● Work request: The entries are to be repeated exactly, with all pictures omitted.

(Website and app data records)
- - - -
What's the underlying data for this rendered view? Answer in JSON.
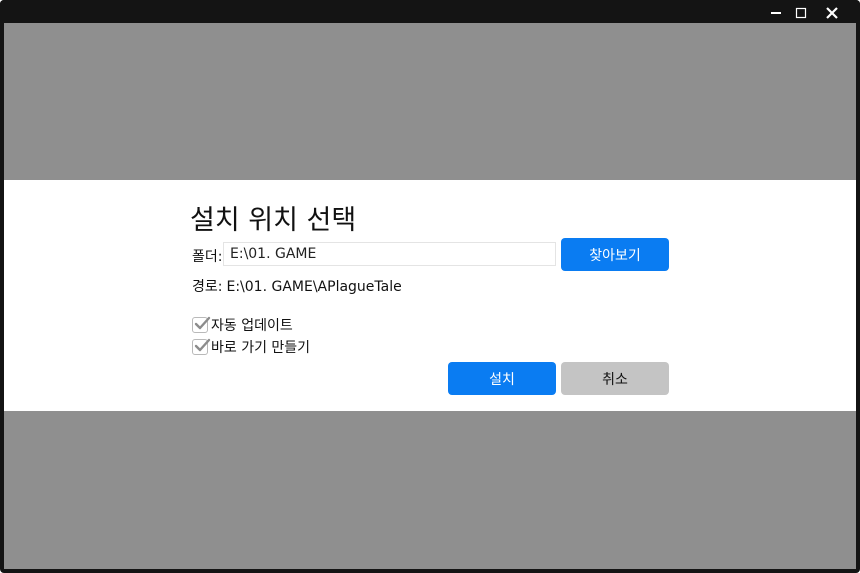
{
  "window": {
    "controls": {
      "minimize_icon": "minimize-icon",
      "maximize_icon": "maximize-icon",
      "close_icon": "close-icon"
    }
  },
  "dialog": {
    "title": "설치 위치 선택",
    "folder": {
      "label": "폴더:",
      "value": "E:\\01. GAME"
    },
    "browse_button": "찾아보기",
    "path": {
      "label": "경로:",
      "value": "E:\\01. GAME\\APlagueTale"
    },
    "options": [
      {
        "label": "자동 업데이트",
        "checked": true
      },
      {
        "label": "바로 가기 만들기",
        "checked": true
      }
    ],
    "install_button": "설치",
    "cancel_button": "취소"
  },
  "colors": {
    "primary": "#0a7cf2",
    "secondary": "#c4c4c4",
    "backdrop": "#8f8f8f",
    "titlebar": "#141414"
  }
}
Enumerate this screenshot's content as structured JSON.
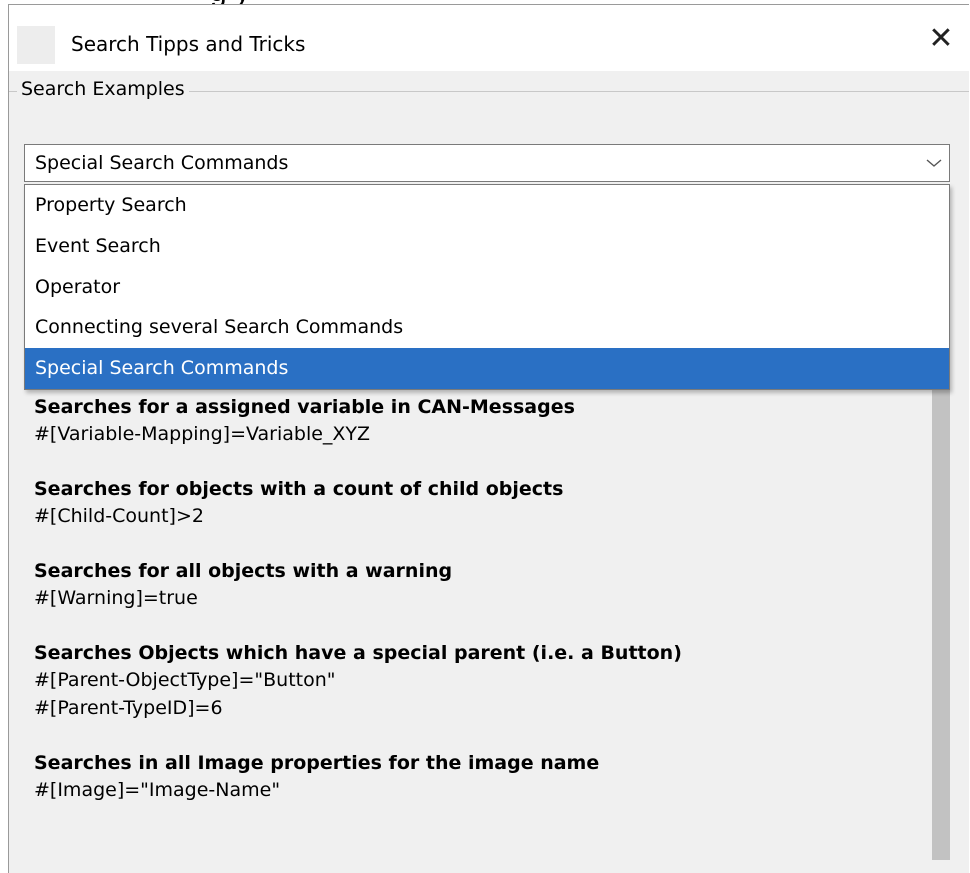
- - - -
● Exercise result:
What's the underlying data for this rendered view? Answer in JSON.
{
  "window": {
    "controls": {
      "minimize_icon": "minimize-icon",
      "maximize_icon": "maximize-icon",
      "close_icon": "close-icon"
    }
  },
  "dialog": {
    "title": "설치 위치 선택",
    "folder": {
      "label": "폴더:",
      "value": "E:\\01. GAME"
    },
    "browse_button": "찾아보기",
    "path": {
      "label": "경로:",
      "value": "E:\\01. GAME\\APlagueTale"
    },
    "options": [
      {
        "label": "자동 업데이트",
        "checked": true
      },
      {
        "label": "바로 가기 만들기",
        "checked": true
      }
    ],
    "install_button": "설치",
    "cancel_button": "취소"
  },
  "colors": {
    "primary": "#0a7cf2",
    "secondary": "#c4c4c4",
    "backdrop": "#8f8f8f",
    "titlebar": "#141414"
  }
}
Enumerate this screenshot's content as structured JSON.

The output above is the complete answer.